TASK OBJECTIVE: Whenever a line below holds the word "name", copy that line.
*** Begin section ***
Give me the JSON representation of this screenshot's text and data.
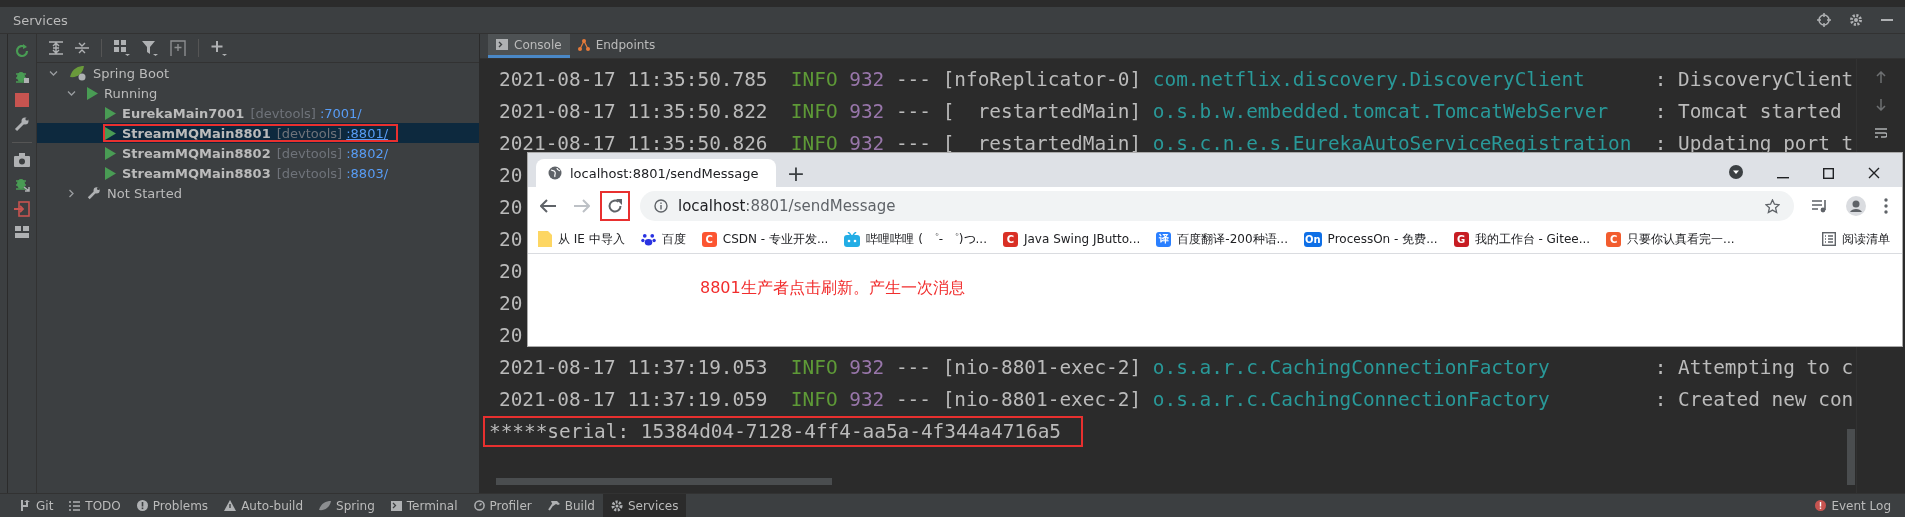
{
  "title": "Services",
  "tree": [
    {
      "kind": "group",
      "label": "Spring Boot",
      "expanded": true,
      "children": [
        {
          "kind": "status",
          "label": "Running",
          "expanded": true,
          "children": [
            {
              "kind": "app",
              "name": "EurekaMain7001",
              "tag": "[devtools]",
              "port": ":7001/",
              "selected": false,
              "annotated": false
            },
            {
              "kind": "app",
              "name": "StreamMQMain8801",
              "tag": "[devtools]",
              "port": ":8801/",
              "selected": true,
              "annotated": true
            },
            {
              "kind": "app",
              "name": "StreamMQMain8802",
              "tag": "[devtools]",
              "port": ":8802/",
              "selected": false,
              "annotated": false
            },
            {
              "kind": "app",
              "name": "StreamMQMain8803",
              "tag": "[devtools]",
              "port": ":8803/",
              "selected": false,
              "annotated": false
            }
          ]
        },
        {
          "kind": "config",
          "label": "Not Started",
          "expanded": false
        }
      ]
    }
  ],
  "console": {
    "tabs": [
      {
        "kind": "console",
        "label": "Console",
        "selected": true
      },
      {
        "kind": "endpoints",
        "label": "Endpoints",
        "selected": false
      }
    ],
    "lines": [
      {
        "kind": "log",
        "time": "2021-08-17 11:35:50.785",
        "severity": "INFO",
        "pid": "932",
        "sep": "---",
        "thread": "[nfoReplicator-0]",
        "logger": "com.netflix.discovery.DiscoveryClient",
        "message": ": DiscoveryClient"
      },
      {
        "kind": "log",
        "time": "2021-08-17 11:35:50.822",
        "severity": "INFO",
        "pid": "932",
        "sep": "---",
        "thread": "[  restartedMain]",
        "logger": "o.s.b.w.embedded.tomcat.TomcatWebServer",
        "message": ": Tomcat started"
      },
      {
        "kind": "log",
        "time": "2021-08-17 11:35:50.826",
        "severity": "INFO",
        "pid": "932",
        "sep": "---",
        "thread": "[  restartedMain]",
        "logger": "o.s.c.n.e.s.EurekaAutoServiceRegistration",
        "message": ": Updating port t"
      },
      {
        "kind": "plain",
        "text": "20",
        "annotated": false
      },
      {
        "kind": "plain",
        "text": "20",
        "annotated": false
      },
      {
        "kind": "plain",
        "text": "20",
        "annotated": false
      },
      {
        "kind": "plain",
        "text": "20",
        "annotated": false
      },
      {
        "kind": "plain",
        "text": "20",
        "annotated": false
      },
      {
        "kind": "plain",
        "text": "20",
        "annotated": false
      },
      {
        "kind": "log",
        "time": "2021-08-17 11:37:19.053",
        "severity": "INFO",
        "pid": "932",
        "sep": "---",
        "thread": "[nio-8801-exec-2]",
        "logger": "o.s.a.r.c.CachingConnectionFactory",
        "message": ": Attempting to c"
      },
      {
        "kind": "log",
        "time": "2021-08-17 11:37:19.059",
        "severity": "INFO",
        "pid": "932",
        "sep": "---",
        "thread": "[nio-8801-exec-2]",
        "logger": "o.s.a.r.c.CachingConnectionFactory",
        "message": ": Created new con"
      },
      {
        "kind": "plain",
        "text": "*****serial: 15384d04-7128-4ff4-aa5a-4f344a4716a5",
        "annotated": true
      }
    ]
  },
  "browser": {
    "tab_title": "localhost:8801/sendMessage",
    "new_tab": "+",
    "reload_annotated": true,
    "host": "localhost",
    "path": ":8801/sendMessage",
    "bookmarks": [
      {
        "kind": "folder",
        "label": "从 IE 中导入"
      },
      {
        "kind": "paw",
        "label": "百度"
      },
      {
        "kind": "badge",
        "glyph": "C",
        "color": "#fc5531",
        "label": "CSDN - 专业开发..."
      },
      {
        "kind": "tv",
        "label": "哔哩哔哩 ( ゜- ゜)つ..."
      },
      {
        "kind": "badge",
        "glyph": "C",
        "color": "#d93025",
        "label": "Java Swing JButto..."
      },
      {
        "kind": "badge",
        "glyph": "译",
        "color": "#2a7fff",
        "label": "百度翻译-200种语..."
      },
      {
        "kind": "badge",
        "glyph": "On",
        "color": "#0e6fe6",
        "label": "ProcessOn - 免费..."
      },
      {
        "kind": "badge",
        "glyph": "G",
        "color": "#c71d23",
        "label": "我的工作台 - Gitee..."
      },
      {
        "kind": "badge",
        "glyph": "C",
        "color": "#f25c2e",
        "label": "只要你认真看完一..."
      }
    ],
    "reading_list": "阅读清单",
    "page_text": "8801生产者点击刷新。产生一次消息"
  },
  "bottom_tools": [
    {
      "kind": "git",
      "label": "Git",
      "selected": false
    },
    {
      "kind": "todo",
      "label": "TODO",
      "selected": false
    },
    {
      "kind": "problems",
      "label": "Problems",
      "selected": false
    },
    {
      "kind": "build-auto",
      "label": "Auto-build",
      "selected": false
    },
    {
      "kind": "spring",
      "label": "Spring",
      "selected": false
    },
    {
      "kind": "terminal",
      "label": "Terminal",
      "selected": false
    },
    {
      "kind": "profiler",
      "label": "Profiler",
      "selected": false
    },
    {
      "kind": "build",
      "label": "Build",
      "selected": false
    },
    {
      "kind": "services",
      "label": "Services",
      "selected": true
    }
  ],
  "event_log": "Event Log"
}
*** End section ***
TASK SOLUTION:
              "name": "EurekaMain7001",
              "name": "StreamMQMain8801",
              "name": "StreamMQMain8802",
              "name": "StreamMQMain8803",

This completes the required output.